___ Extracted material ___

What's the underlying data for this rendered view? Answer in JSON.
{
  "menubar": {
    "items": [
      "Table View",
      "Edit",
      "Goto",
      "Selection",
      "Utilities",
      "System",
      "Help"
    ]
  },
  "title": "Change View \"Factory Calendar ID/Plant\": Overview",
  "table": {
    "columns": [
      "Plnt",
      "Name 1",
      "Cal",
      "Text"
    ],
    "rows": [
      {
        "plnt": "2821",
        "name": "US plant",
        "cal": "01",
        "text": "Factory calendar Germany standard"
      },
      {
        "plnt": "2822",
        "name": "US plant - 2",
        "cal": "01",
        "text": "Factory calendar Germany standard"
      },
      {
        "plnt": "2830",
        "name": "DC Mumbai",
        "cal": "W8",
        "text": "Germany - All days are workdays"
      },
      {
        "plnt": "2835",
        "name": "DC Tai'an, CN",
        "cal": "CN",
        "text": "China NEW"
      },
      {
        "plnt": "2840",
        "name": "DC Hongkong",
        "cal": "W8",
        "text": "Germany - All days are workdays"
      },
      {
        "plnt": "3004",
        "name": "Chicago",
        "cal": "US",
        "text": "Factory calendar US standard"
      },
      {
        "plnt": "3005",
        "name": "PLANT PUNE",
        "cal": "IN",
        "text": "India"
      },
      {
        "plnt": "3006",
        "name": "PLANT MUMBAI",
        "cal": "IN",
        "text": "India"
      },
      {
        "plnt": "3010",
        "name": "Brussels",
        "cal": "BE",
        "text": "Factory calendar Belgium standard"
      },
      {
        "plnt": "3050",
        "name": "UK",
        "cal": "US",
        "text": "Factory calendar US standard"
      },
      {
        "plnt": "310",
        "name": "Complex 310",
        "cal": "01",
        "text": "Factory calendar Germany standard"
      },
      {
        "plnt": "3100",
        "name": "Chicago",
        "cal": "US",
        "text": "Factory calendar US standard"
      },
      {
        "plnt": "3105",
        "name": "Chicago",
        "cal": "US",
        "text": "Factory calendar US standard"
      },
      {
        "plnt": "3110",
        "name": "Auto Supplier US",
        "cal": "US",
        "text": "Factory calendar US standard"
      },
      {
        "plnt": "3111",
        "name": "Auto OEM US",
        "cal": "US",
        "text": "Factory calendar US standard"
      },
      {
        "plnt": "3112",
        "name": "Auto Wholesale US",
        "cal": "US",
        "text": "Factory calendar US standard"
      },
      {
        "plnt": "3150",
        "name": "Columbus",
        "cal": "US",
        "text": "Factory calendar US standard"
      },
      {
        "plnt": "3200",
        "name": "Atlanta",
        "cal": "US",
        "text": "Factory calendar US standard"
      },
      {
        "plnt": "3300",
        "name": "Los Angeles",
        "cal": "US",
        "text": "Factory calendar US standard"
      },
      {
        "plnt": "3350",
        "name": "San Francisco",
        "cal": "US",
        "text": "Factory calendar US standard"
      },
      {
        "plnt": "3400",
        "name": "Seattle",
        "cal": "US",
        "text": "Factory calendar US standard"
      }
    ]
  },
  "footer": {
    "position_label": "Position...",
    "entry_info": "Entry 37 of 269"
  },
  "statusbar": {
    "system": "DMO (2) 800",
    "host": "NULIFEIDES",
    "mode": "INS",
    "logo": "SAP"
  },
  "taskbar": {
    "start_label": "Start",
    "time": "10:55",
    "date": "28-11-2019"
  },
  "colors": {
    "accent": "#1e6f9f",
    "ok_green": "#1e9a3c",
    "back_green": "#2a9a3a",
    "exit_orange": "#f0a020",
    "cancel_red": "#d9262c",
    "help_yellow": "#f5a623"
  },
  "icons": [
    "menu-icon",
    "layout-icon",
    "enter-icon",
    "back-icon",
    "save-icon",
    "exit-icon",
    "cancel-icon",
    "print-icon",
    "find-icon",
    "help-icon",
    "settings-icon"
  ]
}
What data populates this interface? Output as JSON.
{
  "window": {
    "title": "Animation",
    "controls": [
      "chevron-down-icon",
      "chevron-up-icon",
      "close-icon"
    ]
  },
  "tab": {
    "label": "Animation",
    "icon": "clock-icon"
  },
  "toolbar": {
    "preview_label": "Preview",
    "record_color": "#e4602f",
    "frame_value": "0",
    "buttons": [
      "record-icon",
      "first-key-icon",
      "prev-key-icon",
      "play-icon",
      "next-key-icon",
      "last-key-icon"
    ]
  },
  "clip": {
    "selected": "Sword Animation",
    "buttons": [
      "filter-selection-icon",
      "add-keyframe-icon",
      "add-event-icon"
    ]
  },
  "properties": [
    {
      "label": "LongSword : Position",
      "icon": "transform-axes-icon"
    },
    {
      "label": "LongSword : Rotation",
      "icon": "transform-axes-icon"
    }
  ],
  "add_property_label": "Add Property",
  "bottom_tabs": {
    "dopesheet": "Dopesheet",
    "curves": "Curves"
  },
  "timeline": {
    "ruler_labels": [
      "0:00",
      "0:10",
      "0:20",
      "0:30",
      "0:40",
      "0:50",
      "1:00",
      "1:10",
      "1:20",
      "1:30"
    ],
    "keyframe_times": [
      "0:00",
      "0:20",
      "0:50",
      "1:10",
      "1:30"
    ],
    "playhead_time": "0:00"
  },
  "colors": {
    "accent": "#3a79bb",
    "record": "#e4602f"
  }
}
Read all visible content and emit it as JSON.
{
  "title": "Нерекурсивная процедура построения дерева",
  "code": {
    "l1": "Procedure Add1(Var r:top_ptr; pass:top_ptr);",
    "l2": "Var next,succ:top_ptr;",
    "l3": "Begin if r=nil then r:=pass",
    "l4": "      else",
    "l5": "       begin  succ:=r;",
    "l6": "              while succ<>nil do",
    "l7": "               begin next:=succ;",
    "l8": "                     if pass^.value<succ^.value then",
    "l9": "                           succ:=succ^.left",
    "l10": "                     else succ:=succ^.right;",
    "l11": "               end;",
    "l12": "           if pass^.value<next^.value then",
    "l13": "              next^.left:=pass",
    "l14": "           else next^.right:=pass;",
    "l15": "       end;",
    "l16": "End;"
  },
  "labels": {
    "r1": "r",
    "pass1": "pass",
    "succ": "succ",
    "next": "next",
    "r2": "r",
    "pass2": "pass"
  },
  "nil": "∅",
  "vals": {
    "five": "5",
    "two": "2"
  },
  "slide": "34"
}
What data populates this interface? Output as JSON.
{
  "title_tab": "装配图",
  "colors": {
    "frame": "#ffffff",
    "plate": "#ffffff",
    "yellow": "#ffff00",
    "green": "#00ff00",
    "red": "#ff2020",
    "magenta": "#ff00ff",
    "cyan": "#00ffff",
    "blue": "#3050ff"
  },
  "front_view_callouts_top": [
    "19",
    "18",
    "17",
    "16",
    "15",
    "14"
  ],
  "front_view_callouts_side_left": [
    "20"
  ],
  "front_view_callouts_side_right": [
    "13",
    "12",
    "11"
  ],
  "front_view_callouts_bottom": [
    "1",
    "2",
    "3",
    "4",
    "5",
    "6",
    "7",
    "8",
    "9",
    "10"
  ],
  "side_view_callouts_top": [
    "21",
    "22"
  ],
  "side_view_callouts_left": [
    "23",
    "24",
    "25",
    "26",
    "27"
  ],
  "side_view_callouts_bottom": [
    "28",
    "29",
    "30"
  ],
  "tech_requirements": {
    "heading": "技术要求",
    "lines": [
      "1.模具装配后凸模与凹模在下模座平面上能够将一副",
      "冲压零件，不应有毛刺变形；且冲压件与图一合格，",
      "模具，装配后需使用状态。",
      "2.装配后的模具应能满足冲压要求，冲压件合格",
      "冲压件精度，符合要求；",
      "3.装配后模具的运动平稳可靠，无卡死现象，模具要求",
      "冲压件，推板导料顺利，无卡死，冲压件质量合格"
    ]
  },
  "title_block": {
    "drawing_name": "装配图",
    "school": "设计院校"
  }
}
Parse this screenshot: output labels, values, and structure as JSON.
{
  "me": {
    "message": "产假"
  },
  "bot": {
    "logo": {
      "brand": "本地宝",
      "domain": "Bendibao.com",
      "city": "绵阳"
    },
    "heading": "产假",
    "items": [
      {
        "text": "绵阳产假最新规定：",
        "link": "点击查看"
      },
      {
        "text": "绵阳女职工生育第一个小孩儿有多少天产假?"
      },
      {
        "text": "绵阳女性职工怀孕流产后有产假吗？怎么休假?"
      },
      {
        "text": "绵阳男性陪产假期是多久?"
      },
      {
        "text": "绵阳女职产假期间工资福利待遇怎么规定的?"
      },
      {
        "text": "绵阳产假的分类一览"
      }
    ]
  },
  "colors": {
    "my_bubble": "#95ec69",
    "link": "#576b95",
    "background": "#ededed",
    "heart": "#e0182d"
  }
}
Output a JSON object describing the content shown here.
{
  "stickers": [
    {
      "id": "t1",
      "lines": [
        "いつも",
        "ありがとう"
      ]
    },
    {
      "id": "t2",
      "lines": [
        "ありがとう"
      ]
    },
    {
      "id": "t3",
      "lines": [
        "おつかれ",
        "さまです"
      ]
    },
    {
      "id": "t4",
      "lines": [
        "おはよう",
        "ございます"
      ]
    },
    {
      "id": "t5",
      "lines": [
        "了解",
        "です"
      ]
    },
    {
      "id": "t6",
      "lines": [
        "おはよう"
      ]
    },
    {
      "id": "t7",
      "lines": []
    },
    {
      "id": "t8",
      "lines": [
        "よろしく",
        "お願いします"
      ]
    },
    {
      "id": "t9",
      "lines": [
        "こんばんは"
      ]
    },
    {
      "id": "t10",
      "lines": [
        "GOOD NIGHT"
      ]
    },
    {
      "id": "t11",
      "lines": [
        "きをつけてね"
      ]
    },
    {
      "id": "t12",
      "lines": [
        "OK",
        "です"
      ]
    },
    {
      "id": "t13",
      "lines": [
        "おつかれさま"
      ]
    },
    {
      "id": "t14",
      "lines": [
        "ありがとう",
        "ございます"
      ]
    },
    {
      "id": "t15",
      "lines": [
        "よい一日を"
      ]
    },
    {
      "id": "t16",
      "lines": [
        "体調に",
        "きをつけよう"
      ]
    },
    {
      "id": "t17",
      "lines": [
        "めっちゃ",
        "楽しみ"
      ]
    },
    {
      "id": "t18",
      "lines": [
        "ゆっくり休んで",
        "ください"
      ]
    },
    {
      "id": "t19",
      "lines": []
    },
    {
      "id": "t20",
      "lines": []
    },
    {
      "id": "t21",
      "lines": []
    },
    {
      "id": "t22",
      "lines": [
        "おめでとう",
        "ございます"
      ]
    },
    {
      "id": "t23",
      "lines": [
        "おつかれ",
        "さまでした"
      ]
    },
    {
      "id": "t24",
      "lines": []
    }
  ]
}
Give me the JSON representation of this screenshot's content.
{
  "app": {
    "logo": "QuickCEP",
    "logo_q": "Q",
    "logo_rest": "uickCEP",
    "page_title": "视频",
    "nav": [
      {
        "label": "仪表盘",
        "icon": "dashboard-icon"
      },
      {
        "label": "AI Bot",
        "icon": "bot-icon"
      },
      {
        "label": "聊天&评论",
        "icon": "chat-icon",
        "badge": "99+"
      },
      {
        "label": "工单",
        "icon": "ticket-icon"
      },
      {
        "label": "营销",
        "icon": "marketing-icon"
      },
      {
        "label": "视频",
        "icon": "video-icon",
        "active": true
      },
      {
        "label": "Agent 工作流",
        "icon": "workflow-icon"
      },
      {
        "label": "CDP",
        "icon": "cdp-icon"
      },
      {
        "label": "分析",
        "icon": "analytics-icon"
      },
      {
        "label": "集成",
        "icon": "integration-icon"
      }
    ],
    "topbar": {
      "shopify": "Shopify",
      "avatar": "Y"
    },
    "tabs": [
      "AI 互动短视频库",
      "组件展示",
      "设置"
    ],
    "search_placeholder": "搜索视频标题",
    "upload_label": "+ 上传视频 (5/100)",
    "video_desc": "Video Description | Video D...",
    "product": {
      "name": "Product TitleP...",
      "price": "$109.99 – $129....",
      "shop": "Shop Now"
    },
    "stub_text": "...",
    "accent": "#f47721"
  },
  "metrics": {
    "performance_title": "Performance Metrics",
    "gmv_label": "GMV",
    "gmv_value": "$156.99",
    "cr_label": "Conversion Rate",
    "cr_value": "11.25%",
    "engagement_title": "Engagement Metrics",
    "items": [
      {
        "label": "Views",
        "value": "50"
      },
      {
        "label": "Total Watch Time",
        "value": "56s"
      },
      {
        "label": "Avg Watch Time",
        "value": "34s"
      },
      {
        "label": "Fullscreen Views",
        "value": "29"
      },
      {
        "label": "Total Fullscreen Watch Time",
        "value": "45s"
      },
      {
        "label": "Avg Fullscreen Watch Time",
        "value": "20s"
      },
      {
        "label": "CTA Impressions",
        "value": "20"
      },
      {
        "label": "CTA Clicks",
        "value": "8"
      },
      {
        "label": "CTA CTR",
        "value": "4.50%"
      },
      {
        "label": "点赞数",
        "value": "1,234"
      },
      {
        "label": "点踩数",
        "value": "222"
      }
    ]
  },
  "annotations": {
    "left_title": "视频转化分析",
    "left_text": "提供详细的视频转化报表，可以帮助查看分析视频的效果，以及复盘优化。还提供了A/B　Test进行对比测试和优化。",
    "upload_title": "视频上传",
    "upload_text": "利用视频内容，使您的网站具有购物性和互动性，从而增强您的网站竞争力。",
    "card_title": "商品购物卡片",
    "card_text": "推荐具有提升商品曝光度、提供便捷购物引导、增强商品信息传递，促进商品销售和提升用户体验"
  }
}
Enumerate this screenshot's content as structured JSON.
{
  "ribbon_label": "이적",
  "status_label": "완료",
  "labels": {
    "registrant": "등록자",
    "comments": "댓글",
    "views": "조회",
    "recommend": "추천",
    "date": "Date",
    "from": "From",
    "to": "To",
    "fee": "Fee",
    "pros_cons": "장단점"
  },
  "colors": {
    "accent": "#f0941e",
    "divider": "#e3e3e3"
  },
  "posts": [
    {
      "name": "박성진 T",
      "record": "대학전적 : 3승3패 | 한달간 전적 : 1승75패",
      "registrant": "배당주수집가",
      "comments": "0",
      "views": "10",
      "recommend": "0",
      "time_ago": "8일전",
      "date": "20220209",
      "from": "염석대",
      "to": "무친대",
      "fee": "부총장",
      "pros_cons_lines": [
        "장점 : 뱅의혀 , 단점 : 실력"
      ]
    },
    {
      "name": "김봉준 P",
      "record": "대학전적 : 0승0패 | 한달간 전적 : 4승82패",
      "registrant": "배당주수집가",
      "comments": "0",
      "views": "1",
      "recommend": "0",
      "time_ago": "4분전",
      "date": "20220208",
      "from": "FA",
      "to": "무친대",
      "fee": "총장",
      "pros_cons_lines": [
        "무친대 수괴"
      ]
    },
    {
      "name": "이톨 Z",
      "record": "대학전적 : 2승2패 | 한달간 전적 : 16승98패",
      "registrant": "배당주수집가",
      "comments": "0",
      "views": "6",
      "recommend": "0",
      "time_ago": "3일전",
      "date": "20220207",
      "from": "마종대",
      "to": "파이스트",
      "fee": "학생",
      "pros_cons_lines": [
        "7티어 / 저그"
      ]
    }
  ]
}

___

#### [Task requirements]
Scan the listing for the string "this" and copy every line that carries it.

#### [Answer below]
What's the underlying data for this rendered view? Answer in JSON.
What data populates this interface? Output as JSON.
What data populates this interface? Output as JSON.
Parse this screenshot: output labels, values, and structure as JSON.
Give me the JSON representation of this screenshot's content.
Enumerate this screenshot's content as structured JSON.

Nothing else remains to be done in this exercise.